LONDON CONTINUES TO PUSH CREATIVITY — BACKING IT UP WITH COMMERCIAL VIABILITY
London has always been known as the most creative of the four fashion capitals. So for Nicholas Kirkwood, choosing London Fashion Week to stage his debut runway show was a no-brainer.
Set in a dystopian world where creativity is a crime, the immersive production was a reaction against the current play-it-safe state of retail, the designer said.
Opening with an appearance from #MeToo activist Rose McGowan, the show was a platform for the designer’s most innovative concepts — and gave him a chance to explore ideas he might incorporate into upcoming collections.
“Nicholas has set off so many trends and created hunger in customers’ hearts,” said Matches
Fashion buying director Natalie Kingham. “Having a creative outlet like this is, where new [concepts] will be born, is exciting.”
Back in the present, he also displayed a see-now, buy-now combat boot from his spring ’19 collection, available on Farfetch.
On London’s more traditional runways, JW Anderson and Christopher Kane were the ones to watch on the shoe front.
With their bright blue, starstudded spoilers, Anderson’s souped-up Converse Chuck Taylors were an inspired foil for his ready-to-wear, which explored the idea of female empowerment through movement.
While the designer’s ongoing collaboration with the footwear giant is a commercial success, it also draws in a younger demographic whose purchasing power might not extend to a $1,400 bag but for whom a $120 shoe is a different story.
Finally, only Christopher Kane can make a pump with a lacy tongue inspired by a pair of stripper’s pants.
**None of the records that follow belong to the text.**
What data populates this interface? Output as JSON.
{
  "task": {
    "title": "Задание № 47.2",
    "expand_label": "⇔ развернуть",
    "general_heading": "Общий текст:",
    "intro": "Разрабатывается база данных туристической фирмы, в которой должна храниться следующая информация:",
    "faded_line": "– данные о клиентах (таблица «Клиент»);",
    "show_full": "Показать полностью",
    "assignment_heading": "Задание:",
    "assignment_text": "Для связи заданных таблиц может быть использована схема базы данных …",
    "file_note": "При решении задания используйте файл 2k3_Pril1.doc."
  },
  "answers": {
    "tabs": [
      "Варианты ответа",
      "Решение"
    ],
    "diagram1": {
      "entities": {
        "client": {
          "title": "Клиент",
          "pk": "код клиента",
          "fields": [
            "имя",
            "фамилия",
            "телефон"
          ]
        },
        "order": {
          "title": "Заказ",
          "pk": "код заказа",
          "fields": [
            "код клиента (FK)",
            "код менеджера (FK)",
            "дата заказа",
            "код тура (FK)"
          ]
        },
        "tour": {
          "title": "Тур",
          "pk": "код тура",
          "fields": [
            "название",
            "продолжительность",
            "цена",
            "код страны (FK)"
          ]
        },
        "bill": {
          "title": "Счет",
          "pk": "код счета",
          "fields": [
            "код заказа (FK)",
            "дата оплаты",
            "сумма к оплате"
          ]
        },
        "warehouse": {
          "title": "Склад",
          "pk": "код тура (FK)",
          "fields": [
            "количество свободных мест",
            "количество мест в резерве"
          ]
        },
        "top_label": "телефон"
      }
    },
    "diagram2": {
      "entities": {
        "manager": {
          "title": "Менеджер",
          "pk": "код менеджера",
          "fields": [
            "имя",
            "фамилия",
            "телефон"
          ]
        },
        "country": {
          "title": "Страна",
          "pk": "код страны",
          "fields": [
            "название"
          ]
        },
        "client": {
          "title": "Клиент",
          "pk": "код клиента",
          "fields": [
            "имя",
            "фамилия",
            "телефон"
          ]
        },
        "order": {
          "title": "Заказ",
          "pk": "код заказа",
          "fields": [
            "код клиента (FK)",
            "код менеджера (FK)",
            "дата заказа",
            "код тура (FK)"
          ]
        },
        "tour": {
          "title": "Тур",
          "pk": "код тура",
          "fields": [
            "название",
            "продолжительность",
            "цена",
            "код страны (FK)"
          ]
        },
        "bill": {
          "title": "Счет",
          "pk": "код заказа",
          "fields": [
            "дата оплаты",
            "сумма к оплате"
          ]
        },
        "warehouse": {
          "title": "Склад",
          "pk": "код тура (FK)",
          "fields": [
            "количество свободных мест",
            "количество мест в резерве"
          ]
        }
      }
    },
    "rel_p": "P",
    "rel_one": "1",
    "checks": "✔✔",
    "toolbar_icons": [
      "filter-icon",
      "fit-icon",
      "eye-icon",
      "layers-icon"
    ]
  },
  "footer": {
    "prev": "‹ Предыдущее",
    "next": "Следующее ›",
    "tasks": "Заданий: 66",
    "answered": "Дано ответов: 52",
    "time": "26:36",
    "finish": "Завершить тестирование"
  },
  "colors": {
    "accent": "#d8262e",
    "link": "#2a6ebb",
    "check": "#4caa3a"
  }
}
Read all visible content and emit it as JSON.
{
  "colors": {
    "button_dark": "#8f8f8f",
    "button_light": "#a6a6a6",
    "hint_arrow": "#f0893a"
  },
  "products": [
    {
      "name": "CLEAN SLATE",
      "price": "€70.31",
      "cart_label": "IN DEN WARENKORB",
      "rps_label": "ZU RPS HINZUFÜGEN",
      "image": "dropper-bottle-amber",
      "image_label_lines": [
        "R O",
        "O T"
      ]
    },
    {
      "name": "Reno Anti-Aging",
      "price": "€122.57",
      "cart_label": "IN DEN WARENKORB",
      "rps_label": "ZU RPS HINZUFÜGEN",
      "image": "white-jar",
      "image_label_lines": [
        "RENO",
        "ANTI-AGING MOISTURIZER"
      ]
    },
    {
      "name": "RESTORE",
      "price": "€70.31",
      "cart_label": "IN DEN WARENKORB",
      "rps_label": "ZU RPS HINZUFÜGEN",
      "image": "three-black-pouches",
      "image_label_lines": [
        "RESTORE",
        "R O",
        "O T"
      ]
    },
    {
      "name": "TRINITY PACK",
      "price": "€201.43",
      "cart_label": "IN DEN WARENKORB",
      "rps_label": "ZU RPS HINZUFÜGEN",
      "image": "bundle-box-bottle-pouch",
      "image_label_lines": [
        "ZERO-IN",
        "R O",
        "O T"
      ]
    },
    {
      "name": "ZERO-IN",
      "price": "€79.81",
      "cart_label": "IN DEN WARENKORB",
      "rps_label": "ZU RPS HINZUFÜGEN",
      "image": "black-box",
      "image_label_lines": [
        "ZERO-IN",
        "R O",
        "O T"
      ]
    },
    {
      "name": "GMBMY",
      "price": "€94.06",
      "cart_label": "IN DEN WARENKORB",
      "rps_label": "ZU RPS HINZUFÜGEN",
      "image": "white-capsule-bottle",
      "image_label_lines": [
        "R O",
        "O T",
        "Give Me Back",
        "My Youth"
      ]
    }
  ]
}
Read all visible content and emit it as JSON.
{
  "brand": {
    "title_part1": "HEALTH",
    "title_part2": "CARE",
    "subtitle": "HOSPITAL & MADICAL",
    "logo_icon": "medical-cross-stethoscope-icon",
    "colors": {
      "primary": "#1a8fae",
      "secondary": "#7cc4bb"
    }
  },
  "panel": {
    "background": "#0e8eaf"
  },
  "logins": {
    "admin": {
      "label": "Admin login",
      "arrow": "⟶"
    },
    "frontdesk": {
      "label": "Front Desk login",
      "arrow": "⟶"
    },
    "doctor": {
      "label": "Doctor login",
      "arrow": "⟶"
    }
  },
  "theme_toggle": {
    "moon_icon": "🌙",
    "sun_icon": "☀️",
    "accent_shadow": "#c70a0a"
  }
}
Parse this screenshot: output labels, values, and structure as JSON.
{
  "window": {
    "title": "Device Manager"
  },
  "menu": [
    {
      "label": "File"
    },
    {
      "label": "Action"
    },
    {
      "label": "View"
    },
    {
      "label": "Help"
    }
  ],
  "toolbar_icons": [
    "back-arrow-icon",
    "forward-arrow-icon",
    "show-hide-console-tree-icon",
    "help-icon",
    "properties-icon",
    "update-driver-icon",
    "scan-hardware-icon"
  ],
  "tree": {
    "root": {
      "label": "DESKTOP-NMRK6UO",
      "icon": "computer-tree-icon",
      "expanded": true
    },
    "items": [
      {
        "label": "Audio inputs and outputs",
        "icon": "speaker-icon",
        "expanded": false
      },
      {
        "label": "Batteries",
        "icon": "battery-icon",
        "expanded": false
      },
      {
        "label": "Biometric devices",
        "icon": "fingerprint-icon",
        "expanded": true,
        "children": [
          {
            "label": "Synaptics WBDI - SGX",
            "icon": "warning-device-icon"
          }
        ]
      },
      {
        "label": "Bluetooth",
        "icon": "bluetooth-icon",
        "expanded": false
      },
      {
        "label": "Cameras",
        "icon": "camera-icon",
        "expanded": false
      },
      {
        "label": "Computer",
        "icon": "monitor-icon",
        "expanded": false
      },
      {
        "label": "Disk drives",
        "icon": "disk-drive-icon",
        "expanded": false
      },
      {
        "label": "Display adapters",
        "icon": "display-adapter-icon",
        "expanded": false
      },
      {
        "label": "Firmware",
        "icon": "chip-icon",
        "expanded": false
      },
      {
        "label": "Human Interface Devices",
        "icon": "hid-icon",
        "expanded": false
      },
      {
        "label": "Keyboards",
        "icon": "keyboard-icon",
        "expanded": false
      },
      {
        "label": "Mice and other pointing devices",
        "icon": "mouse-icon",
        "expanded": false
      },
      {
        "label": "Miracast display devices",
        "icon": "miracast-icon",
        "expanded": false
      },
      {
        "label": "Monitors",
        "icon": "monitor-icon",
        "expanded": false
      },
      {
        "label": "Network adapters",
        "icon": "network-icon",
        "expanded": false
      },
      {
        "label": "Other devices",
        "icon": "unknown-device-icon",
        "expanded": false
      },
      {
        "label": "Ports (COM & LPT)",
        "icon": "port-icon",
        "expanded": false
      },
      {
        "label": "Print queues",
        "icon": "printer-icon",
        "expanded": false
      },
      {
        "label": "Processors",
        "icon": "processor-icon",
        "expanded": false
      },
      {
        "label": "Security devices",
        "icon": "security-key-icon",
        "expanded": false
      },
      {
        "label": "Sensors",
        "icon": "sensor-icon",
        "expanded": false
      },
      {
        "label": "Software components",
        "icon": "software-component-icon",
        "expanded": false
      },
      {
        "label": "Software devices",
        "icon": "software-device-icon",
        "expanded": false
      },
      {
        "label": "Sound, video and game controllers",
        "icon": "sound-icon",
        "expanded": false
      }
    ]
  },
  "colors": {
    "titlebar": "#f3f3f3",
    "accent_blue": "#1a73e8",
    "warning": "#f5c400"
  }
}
The designer called it the “praying mantis crotch shoe.” The show also featured a new sneaker silhouette with primarycolored spheres for heels that riffed off a DNA strand.
“Praying mantis crotch shoe” at Christopher Kane
DNA-inspired sneaker at Christopher Kane